━━━ INFORMATION GIVEN ━━━

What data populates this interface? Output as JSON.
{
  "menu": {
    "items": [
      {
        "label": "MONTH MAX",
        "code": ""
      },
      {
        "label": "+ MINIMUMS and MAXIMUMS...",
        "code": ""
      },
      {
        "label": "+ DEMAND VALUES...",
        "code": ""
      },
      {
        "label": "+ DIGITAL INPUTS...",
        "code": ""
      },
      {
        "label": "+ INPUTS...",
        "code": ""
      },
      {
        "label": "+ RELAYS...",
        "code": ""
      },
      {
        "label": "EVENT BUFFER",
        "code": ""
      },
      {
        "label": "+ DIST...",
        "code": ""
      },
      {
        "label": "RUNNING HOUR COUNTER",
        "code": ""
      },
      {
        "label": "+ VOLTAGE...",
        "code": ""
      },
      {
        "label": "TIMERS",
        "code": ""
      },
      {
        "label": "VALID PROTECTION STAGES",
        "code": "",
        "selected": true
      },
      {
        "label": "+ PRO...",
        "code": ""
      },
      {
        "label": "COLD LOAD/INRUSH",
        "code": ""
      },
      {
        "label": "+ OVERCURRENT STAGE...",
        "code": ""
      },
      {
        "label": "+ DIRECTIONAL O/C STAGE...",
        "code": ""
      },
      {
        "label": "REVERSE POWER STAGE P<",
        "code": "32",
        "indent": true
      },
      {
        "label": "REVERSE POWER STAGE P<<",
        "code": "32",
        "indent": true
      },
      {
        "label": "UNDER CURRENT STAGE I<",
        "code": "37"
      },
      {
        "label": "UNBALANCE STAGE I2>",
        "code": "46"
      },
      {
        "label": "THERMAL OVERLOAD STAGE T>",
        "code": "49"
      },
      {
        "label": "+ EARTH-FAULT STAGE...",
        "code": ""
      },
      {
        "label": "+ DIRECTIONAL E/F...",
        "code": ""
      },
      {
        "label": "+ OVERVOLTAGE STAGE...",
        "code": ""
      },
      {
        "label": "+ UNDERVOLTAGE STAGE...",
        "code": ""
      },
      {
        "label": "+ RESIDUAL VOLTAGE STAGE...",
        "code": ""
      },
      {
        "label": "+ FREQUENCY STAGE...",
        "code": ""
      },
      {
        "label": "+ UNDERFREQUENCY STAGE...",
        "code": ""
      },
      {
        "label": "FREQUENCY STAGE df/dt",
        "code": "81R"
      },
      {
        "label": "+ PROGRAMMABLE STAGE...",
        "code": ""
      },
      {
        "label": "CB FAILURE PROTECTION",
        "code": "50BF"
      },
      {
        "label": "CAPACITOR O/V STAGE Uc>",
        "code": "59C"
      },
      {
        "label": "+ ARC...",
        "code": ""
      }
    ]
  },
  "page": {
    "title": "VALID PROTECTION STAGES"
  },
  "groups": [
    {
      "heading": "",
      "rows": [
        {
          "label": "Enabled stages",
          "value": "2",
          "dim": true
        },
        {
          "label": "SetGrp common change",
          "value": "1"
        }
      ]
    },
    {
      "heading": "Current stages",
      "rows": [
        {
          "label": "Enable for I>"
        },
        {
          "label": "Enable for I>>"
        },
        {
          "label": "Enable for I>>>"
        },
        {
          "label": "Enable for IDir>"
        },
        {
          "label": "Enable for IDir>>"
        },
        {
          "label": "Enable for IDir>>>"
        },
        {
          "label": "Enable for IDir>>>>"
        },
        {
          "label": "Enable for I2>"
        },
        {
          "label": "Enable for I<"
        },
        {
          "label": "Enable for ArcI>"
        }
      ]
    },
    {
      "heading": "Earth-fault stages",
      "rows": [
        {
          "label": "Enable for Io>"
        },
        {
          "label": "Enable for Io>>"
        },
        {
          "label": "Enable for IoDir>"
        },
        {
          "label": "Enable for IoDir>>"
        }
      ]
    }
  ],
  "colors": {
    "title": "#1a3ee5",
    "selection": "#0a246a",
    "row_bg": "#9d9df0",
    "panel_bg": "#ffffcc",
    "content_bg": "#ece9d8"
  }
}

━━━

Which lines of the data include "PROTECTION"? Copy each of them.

        "label": "VALID PROTECTION STAGES",
        "label": "CB FAILURE PROTECTION",
    "title": "VALID PROTECTION STAGES"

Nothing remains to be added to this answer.